Maria Lassnig, Surveying the Body and Spirit
By Genie Davis
Through December 31st
Continuing in a strong trend toward displaying the work of seminal female artists, Hauser Wirth & Schimmel are featuring the work of Maria Lassnig in “A Painting Survey 1950-2007.”
On view until December 31st, Lassnig’s intense yet ephemeral creations of her own physiological being span artistic genres from the abstract to the figurative, creating visual stories that are uniquely both personal and self-interpretive by viewers.
Lassnig’s development moves from a primarily pastel palette to one of richer, warmer color and back again in her evocation of emotions produced within the body. She challenges artistic style throughout the chronological exhibition, with pieces that seem to create their own mythos. It’s interesting to note that as early as 1948 Lassnig described her work as “body consciousness,” yet depicted primarily figures in which parts of the body are consciously missing. Like photographic artist Cindy Sherman, Lassnig focuses on self-portraiture, though it is not always easily recognizable as such. Also like Sherman, though working in a far different medium, she skewers others’ self-appraisal, objectifying, de-mystifying, and conversely creating surreal and immortal versions of herself.
The artist created these portraits in a variety of styles, both fully realized and sparsely sketched. Moving from abstract to figurative, she took her body – and her spirit – on a metaphorical quest for meaning, shaping herself through a wide-ranging series of disguises and forms.
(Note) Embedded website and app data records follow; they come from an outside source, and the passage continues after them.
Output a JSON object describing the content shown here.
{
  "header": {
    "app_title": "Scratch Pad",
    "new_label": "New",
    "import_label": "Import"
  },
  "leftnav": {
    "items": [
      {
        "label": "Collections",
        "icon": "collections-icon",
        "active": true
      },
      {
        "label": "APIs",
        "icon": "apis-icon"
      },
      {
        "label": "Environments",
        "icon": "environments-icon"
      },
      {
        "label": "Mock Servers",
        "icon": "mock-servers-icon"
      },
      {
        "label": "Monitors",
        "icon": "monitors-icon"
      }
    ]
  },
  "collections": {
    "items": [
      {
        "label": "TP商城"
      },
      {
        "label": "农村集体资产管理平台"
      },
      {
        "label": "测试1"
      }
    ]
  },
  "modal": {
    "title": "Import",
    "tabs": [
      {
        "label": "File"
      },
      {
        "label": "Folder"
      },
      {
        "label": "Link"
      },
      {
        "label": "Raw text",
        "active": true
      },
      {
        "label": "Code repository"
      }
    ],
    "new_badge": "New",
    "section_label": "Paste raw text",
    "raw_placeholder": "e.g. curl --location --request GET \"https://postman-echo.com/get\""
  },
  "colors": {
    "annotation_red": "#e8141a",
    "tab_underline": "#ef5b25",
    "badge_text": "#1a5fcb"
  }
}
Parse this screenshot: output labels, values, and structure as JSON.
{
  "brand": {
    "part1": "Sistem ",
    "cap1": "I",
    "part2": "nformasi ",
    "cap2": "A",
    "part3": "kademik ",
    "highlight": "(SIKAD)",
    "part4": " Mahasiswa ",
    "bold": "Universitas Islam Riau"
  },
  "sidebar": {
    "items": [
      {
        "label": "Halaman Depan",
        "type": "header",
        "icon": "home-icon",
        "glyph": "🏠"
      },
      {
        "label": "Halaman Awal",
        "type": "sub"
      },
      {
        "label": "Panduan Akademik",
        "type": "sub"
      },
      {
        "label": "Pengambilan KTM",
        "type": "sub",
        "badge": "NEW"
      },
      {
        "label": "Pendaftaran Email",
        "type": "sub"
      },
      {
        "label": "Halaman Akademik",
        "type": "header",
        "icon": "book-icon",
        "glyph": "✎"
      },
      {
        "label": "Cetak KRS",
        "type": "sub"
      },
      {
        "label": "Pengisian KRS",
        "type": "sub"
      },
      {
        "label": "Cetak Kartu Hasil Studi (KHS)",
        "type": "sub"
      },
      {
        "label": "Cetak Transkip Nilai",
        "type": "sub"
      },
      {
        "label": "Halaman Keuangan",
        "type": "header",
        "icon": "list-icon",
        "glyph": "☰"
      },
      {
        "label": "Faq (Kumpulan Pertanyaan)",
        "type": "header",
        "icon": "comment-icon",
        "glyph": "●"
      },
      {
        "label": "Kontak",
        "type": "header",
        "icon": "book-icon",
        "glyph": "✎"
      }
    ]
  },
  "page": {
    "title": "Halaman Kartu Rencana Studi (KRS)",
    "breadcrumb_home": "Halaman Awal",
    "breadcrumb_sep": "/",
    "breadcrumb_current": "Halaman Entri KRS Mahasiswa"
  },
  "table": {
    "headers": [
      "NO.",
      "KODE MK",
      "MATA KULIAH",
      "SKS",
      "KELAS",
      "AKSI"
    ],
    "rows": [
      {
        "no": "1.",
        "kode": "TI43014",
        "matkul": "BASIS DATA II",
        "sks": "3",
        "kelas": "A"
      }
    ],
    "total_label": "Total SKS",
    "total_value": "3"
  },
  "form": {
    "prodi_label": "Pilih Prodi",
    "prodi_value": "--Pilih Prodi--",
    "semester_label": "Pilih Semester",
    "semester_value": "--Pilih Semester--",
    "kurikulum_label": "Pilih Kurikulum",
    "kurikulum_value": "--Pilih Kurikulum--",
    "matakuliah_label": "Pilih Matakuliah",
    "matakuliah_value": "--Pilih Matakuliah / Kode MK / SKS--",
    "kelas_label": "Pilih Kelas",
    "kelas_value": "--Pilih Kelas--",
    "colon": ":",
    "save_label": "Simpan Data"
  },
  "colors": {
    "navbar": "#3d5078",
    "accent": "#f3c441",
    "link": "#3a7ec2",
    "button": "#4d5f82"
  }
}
In one panting she is a monster, another a robot, in another a ghostly shape, a mere silhouette, a frightened baby, an inanimate object.
Her work is strongly feminist, but the overriding impression of portraiture here transcends gender or gender politics. It is one of motion, of the freedom of motion, of motion as a transcendent ideal. Lassnig’s study of animation in the 70’s and creation of films in that era seems to have strongly influenced her depiction of movement, but the intensely fluid nature of her work is evident long before that.
In her 1961 piece “Two side by side / Double-Figuration,” loose, pastel hued figures that evoke Matisse have the characteristics of ghosts about to slip from the canvas. In 1963’s “Self Portrait as an Animal,” two self-figures, top and bottom, have the appearance of dogs or pigs, their resolutely pink-hued shapes seemingly only temporarily confined to oil on canvas. By 1987, her “TV Child” depicts a child version of herself trapped within the pearly static of a television screen, while the characters from a multitude of channels swim in a mesmerizing, sometimes appalling dance around the child. In her later works, such as her 2006 “Self Portrait with Speech Bubble,” the artist returns to a cooler palette, here with a two-headed, silent and speaking profile.
As always, Lassnig has created a work that shifts with repeated viewing, transcending form, and inhabiting the viewer.
Having passed away last May, Lassnig was present for the dawn of the selfie, and was in fact termed the perfect artist for the age of our own obsessive photographic self-portraiture. But her own art is a selfie of a different sort, focused on the emotions and psychology that are held within the body not visible to the naked eye. Perhaps it is this very illusive nature of emotional being that creates the sense of movement in her work; after all neither tears nor laughter last forever.